WHAT IS BEING ASKED
Gather all lines in the records below that include the word "Units".

SOURCE DATA
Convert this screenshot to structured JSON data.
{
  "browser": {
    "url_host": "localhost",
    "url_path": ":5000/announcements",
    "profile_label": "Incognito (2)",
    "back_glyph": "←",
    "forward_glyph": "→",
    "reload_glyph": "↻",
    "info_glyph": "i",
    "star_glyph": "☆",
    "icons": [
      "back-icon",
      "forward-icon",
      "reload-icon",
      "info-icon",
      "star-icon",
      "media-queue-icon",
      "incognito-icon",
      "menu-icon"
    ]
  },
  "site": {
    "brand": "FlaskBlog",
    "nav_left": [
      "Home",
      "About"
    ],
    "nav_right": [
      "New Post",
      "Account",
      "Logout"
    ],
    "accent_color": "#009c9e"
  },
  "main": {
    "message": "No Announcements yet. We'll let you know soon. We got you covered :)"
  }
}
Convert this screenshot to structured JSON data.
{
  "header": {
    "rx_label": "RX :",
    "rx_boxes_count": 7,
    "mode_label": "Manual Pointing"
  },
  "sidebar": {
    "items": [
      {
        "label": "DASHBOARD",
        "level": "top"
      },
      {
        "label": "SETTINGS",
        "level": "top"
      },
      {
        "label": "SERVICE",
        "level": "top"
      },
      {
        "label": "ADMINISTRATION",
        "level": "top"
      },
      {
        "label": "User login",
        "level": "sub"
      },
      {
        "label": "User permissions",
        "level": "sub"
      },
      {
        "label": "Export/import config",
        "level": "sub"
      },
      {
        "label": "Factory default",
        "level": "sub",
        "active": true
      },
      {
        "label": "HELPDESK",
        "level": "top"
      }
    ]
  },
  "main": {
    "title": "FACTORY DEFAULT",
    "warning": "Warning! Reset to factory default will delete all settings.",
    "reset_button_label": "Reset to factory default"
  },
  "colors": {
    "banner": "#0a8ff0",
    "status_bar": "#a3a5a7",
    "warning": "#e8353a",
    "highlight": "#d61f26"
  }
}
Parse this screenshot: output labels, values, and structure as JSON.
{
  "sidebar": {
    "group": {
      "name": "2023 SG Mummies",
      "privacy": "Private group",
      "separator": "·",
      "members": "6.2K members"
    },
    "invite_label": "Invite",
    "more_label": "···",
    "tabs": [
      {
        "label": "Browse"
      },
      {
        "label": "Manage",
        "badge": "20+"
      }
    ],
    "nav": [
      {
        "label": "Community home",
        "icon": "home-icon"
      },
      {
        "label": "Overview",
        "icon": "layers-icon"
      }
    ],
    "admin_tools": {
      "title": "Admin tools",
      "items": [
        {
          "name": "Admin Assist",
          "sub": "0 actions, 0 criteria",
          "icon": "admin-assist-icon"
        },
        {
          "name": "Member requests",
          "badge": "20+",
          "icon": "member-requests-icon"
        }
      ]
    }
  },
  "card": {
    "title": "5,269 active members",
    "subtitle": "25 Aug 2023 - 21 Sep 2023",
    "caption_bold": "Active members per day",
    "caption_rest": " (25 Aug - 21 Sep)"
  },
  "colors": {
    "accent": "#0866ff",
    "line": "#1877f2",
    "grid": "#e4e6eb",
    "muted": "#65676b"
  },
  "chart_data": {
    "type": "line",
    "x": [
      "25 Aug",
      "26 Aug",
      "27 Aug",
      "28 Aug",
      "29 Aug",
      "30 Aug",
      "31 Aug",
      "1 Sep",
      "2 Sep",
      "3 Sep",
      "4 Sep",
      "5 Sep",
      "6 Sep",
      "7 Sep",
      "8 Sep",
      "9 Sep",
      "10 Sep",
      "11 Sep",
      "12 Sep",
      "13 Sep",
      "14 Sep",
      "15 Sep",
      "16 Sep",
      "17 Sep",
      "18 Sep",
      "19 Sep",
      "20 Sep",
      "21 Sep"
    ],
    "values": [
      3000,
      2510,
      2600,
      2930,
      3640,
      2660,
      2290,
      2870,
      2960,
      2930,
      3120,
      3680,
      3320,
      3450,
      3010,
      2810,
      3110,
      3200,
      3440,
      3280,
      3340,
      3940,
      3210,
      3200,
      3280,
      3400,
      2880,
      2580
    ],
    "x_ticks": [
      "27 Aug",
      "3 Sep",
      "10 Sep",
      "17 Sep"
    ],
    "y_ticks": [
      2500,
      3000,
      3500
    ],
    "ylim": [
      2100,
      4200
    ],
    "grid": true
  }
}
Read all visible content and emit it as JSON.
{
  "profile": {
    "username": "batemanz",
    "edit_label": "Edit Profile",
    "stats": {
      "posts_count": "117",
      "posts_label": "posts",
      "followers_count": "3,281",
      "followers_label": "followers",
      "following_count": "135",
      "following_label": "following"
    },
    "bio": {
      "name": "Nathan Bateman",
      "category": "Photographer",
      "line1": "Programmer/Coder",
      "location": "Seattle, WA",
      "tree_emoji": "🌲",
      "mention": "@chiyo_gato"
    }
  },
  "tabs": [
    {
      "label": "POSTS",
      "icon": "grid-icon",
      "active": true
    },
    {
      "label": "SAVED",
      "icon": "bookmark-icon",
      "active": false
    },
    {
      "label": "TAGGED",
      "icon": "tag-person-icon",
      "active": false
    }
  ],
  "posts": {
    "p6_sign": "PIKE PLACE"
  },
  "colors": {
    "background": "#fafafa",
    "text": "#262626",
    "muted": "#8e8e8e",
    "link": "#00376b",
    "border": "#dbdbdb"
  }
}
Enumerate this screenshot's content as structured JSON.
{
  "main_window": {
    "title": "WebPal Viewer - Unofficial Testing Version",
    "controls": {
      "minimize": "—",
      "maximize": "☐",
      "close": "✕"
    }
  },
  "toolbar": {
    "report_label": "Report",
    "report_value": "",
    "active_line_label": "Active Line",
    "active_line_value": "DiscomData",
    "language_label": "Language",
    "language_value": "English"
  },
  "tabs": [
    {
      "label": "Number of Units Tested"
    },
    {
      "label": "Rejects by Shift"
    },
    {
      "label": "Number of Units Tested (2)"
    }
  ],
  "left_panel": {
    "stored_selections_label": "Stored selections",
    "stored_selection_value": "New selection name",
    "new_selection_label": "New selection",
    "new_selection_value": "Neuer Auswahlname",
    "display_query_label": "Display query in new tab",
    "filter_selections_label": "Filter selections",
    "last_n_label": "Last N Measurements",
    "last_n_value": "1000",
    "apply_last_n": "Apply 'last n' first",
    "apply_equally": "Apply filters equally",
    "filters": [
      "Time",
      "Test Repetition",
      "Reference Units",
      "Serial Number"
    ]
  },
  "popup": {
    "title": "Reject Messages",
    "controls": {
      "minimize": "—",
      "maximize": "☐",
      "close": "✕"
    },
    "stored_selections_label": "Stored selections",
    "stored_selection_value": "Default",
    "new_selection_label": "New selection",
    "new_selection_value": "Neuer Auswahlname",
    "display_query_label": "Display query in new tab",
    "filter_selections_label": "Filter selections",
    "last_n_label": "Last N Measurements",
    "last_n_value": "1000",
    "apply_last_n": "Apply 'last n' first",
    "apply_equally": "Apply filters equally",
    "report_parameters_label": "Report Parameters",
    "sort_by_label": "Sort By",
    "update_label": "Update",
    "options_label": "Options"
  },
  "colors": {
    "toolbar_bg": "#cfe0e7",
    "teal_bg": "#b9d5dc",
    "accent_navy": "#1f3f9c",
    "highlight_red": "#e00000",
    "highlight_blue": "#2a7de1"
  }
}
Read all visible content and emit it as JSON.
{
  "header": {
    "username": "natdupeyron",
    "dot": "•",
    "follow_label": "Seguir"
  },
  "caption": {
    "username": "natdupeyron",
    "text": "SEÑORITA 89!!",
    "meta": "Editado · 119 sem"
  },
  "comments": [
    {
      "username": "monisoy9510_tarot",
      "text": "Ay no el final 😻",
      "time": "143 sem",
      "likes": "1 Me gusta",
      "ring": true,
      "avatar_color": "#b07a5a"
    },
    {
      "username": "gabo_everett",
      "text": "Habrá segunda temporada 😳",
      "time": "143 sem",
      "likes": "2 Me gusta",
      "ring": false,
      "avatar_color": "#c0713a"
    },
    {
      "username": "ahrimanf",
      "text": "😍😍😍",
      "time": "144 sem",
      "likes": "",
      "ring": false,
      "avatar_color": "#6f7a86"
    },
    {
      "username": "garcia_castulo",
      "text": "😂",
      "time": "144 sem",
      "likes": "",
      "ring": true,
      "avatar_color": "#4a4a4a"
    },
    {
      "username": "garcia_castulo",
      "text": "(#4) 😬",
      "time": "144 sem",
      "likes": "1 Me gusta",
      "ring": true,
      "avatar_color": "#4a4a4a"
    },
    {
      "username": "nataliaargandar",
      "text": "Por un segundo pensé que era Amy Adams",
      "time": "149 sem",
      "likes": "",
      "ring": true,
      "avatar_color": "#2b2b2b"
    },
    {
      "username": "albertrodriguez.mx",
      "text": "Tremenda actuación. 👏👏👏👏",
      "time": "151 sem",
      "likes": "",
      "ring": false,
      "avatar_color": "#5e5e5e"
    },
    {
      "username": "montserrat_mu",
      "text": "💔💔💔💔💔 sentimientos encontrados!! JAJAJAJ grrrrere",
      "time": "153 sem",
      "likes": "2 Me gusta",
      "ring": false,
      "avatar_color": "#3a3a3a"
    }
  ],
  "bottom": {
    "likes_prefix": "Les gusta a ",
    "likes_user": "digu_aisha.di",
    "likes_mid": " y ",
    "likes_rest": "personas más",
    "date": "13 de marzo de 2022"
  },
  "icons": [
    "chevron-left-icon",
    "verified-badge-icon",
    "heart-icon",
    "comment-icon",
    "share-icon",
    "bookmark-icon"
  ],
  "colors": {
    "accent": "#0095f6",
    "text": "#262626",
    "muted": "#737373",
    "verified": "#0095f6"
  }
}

WRITTEN RESPONSE
      "label": "Number of Units Tested"
      "label": "Number of Units Tested (2)"
      "Reference Units",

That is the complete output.